The French idea of la´citÚ is a fundament of the modern democratic republic of France:
In France and some other French-speaking countries, La´citÚ [...] is a prevailing conception of the separation of church and state and the absence of religious interference into government affairs (and conversely). The concept is related to secularism, but does not imply hostility towards religious beliefs.
The term "la´citÚ", in its current sense, implies free exercise of religion, but no special status for religion: religious activities should submit to about the same set of laws as other activities and are not considered above the law. The government refrains from taking positions on religious doctrine and only considers religious subjects from their practical consequences on the inhabitants' lives. [...]
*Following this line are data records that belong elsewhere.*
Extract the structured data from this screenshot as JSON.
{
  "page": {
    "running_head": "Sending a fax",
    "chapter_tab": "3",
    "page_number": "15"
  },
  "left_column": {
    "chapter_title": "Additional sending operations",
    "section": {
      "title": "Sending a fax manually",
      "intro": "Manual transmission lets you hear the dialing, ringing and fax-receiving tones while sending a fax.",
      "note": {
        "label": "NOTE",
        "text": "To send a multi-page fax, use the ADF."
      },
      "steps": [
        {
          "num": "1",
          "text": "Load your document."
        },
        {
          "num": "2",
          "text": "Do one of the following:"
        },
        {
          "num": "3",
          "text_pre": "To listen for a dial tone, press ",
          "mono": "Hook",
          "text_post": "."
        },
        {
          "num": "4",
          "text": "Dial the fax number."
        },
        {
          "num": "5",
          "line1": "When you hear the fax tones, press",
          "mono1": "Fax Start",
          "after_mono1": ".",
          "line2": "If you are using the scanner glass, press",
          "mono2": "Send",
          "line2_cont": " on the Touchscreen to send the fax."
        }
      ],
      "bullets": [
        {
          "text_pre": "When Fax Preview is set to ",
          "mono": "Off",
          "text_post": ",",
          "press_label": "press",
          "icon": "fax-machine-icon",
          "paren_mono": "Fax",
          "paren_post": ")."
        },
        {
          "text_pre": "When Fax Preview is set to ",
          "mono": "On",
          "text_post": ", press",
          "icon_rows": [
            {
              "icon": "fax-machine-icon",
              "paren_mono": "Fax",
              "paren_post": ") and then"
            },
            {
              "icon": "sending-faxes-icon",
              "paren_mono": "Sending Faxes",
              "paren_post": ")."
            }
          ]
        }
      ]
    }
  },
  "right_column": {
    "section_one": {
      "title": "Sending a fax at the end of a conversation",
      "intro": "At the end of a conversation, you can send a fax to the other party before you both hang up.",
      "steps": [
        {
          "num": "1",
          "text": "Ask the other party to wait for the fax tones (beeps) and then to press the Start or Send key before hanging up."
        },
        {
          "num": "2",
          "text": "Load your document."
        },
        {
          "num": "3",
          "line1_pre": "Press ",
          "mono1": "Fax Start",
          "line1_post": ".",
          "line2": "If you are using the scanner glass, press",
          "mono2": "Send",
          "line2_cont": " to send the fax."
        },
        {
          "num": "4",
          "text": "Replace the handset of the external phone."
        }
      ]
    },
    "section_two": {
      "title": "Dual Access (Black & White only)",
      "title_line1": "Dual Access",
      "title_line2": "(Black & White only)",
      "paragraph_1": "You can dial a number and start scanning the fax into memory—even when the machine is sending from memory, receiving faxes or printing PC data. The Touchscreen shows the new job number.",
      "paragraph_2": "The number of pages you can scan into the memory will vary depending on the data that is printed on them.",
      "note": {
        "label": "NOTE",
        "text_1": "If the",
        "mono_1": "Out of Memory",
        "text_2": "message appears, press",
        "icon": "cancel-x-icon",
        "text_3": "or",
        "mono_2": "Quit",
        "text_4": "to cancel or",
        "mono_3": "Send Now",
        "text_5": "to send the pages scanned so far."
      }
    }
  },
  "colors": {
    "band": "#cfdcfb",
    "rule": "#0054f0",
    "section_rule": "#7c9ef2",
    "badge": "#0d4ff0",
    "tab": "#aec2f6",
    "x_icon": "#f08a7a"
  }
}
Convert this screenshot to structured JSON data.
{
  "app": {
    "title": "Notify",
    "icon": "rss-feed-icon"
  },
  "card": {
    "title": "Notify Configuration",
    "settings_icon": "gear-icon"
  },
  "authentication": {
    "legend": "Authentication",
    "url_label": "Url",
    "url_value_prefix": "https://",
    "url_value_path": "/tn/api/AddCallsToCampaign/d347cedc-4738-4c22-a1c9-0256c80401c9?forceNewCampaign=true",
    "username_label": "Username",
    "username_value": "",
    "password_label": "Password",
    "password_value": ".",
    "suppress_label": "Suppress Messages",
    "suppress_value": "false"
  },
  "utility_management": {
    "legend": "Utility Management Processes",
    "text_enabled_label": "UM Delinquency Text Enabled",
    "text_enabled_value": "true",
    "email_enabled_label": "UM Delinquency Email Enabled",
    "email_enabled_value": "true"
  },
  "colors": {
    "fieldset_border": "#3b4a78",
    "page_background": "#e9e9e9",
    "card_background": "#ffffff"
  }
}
Today the term is a core concept in the French constitution and many see being discreet with one's religion a necessity of being French. This has led to frequent divisions with non-Christian immigrants, especially with France's large Muslim population. The most recent debate has been over whether ostentatious religious displays, such as the hijab, the Star of David, and conspicuous Christian crosses should be banned from public schools. See French law to ban notable religious symbols.
Anders Jacobsen |